As a young Marine Corps officer, the following mantra was drilled into my head: "There are no bad soldiers. There are only bad officers." Reminded of this mantra, I realized that if my company was to change, first, I had to change. So the melting down began with me. There were three evaluations that I, personally, had to go through as I asked my company to change. They were:

  1. What am I afraid of doing?
  2. What am I not saying?
  3. What can I do to better serve my customer?

On weekends, I would sit and write down my thoughts to these questions. Sometimes I got through the process in less than half an hour. Sometimes I was engaged in these questions all day or longer. The good news is, over time, I slowly found my actions in the company changing. And once I began to change, the company changed.
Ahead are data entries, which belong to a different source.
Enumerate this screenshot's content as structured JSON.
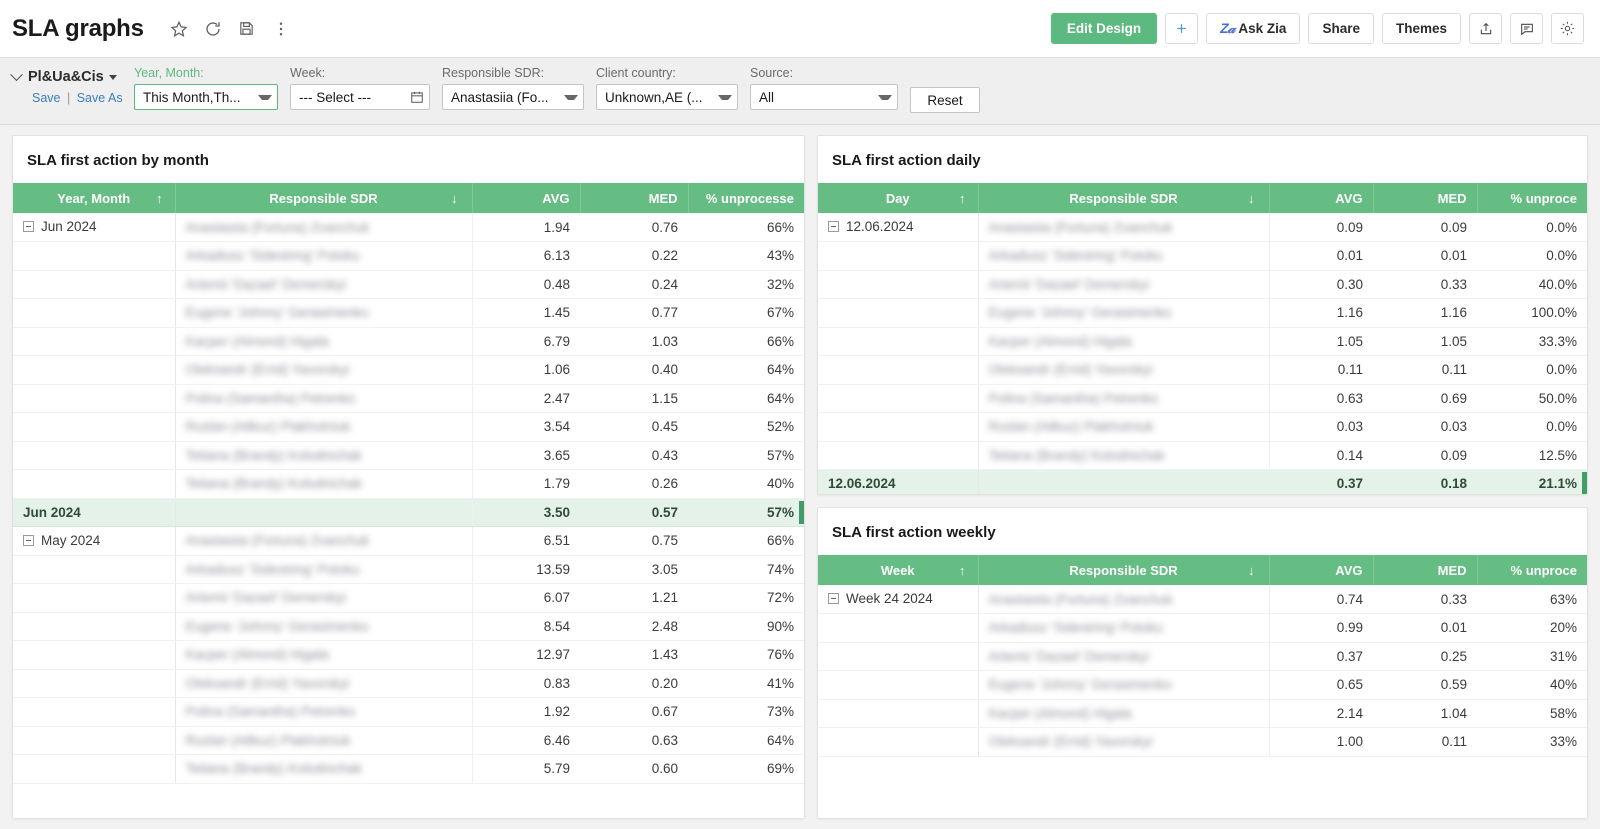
{
  "header": {
    "title": "SLA graphs",
    "title_icons": [
      {
        "name": "favorite-star-icon",
        "glyph": "star"
      },
      {
        "name": "refresh-icon",
        "glyph": "refresh"
      },
      {
        "name": "save-disk-icon",
        "glyph": "disk"
      },
      {
        "name": "more-options-icon",
        "glyph": "kebab"
      }
    ],
    "buttons": [
      {
        "name": "edit-design-button",
        "label": "Edit Design",
        "style": "primary"
      },
      {
        "name": "add-button",
        "label": "+",
        "style": "icon"
      },
      {
        "name": "ask-zia-button",
        "label": "Ask Zia",
        "style": "zia"
      },
      {
        "name": "share-button",
        "label": "Share",
        "style": "default"
      },
      {
        "name": "themes-button",
        "label": "Themes",
        "style": "default"
      },
      {
        "name": "export-button",
        "label": "",
        "style": "icon"
      },
      {
        "name": "comment-button",
        "label": "",
        "style": "icon"
      },
      {
        "name": "settings-button",
        "label": "",
        "style": "icon"
      }
    ]
  },
  "filterbar": {
    "view_name": "Pl&Ua&Cis",
    "save_label": "Save",
    "save_as_label": "Save As",
    "reset_label": "Reset",
    "filters": [
      {
        "name": "year-month",
        "label": "Year, Month:",
        "value": "This Month,Th...",
        "control": "select",
        "active": true
      },
      {
        "name": "week",
        "label": "Week:",
        "value": "--- Select ---",
        "control": "date",
        "active": false
      },
      {
        "name": "responsible-sdr",
        "label": "Responsible SDR:",
        "value": "Anastasiia (Fo...",
        "control": "select",
        "active": false
      },
      {
        "name": "client-country",
        "label": "Client country:",
        "value": "Unknown,AE (...",
        "control": "select",
        "active": false
      },
      {
        "name": "source",
        "label": "Source:",
        "value": "All",
        "control": "select",
        "active": false
      }
    ]
  },
  "colors": {
    "header_green": "#65bd83",
    "primary_green": "#5cb97f",
    "summary_row": "#e4f2e9",
    "summary_bar": "#3f9e63",
    "link_blue": "#3a7ec0",
    "canvas": "#f2f2f2"
  },
  "widgets": {
    "month": {
      "title": "SLA first action by month",
      "columns": [
        {
          "name": "year-month",
          "label": "Year, Month",
          "sort": "↑"
        },
        {
          "name": "responsible-sdr",
          "label": "Responsible SDR",
          "sort": "↓"
        },
        {
          "name": "avg",
          "label": "AVG"
        },
        {
          "name": "med",
          "label": "MED"
        },
        {
          "name": "pct-unprocessed",
          "label": "% unprocesse"
        }
      ],
      "groups": [
        {
          "label": "Jun 2024",
          "rows": [
            {
              "sdr": "Anastasiia (Fortuna) Zvanchuk",
              "avg": "1.94",
              "med": "0.76",
              "pct": "66%"
            },
            {
              "sdr": "Arkadiusz 'Sidestring' Potoku",
              "avg": "6.13",
              "med": "0.22",
              "pct": "43%"
            },
            {
              "sdr": "Artemii 'Dazael' Demerskyi",
              "avg": "0.48",
              "med": "0.24",
              "pct": "32%"
            },
            {
              "sdr": "Eugene 'Johnny' Gerasimenko",
              "avg": "1.45",
              "med": "0.77",
              "pct": "67%"
            },
            {
              "sdr": "Kacper (Almond) Higala",
              "avg": "6.79",
              "med": "1.03",
              "pct": "66%"
            },
            {
              "sdr": "Oleksandr (Errid) Yavorskyi",
              "avg": "1.06",
              "med": "0.40",
              "pct": "64%"
            },
            {
              "sdr": "Polina (Samantha) Petrenko",
              "avg": "2.47",
              "med": "1.15",
              "pct": "64%"
            },
            {
              "sdr": "Ruslan (Atlkuz) Plakhotniuk",
              "avg": "3.54",
              "med": "0.45",
              "pct": "52%"
            },
            {
              "sdr": "Tetiana (Brandy) Kolodnichak",
              "avg": "3.65",
              "med": "0.43",
              "pct": "57%"
            },
            {
              "sdr": "Tetiana (Brandy) Kolodnichak",
              "avg": "1.79",
              "med": "0.26",
              "pct": "40%"
            }
          ],
          "summary": {
            "label": "Jun 2024",
            "avg": "3.50",
            "med": "0.57",
            "pct": "57%"
          }
        },
        {
          "label": "May 2024",
          "rows": [
            {
              "sdr": "Anastasiia (Fortuna) Zvanchuk",
              "avg": "6.51",
              "med": "0.75",
              "pct": "66%"
            },
            {
              "sdr": "Arkadiusz 'Sidestring' Potoku",
              "avg": "13.59",
              "med": "3.05",
              "pct": "74%"
            },
            {
              "sdr": "Artemii 'Dazael' Demerskyi",
              "avg": "6.07",
              "med": "1.21",
              "pct": "72%"
            },
            {
              "sdr": "Eugene 'Johnny' Gerasimenko",
              "avg": "8.54",
              "med": "2.48",
              "pct": "90%"
            },
            {
              "sdr": "Kacper (Almond) Higala",
              "avg": "12.97",
              "med": "1.43",
              "pct": "76%"
            },
            {
              "sdr": "Oleksandr (Errid) Yavorskyi",
              "avg": "0.83",
              "med": "0.20",
              "pct": "41%"
            },
            {
              "sdr": "Polina (Samantha) Petrenko",
              "avg": "1.92",
              "med": "0.67",
              "pct": "73%"
            },
            {
              "sdr": "Ruslan (Atlkuz) Plakhotniuk",
              "avg": "6.46",
              "med": "0.63",
              "pct": "64%"
            },
            {
              "sdr": "Tetiana (Brandy) Kolodnichak",
              "avg": "5.79",
              "med": "0.60",
              "pct": "69%"
            }
          ],
          "summary": null
        }
      ]
    },
    "daily": {
      "title": "SLA first action daily",
      "columns": [
        {
          "name": "day",
          "label": "Day",
          "sort": "↑"
        },
        {
          "name": "responsible-sdr",
          "label": "Responsible SDR",
          "sort": "↓"
        },
        {
          "name": "avg",
          "label": "AVG"
        },
        {
          "name": "med",
          "label": "MED"
        },
        {
          "name": "pct-unprocessed",
          "label": "% unproce"
        }
      ],
      "groups": [
        {
          "label": "12.06.2024",
          "rows": [
            {
              "sdr": "Anastasiia (Fortuna) Zvanchuk",
              "avg": "0.09",
              "med": "0.09",
              "pct": "0.0%"
            },
            {
              "sdr": "Arkadiusz 'Sidestring' Potoku",
              "avg": "0.01",
              "med": "0.01",
              "pct": "0.0%"
            },
            {
              "sdr": "Artemii 'Dazael' Demerskyi",
              "avg": "0.30",
              "med": "0.33",
              "pct": "40.0%"
            },
            {
              "sdr": "Eugene 'Johnny' Gerasimenko",
              "avg": "1.16",
              "med": "1.16",
              "pct": "100.0%"
            },
            {
              "sdr": "Kacper (Almond) Higala",
              "avg": "1.05",
              "med": "1.05",
              "pct": "33.3%"
            },
            {
              "sdr": "Oleksandr (Errid) Yavorskyi",
              "avg": "0.11",
              "med": "0.11",
              "pct": "0.0%"
            },
            {
              "sdr": "Polina (Samantha) Petrenko",
              "avg": "0.63",
              "med": "0.69",
              "pct": "50.0%"
            },
            {
              "sdr": "Ruslan (Atlkuz) Plakhotniuk",
              "avg": "0.03",
              "med": "0.03",
              "pct": "0.0%"
            },
            {
              "sdr": "Tetiana (Brandy) Kolodnichak",
              "avg": "0.14",
              "med": "0.09",
              "pct": "12.5%"
            }
          ],
          "summary": {
            "label": "12.06.2024",
            "avg": "0.37",
            "med": "0.18",
            "pct": "21.1%"
          }
        }
      ]
    },
    "weekly": {
      "title": "SLA first action weekly",
      "columns": [
        {
          "name": "week",
          "label": "Week",
          "sort": "↑"
        },
        {
          "name": "responsible-sdr",
          "label": "Responsible SDR",
          "sort": "↓"
        },
        {
          "name": "avg",
          "label": "AVG"
        },
        {
          "name": "med",
          "label": "MED"
        },
        {
          "name": "pct-unprocessed",
          "label": "% unproce"
        }
      ],
      "groups": [
        {
          "label": "Week 24 2024",
          "rows": [
            {
              "sdr": "Anastasiia (Fortuna) Zvanchuk",
              "avg": "0.74",
              "med": "0.33",
              "pct": "63%"
            },
            {
              "sdr": "Arkadiusz 'Sidestring' Potoku",
              "avg": "0.99",
              "med": "0.01",
              "pct": "20%"
            },
            {
              "sdr": "Artemii 'Dazael' Demerskyi",
              "avg": "0.37",
              "med": "0.25",
              "pct": "31%"
            },
            {
              "sdr": "Eugene 'Johnny' Gerasimenko",
              "avg": "0.65",
              "med": "0.59",
              "pct": "40%"
            },
            {
              "sdr": "Kacper (Almond) Higala",
              "avg": "2.14",
              "med": "1.04",
              "pct": "58%"
            },
            {
              "sdr": "Oleksandr (Errid) Yavorskyi",
              "avg": "1.00",
              "med": "0.11",
              "pct": "33%"
            }
          ],
          "summary": null
        }
      ]
    }
  }
}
Robert Kiyosaki , author of the Rich Dad series of books, is an investor, entrepreneur and educator whose perspectives have challenged and changed the way people think about money and investing.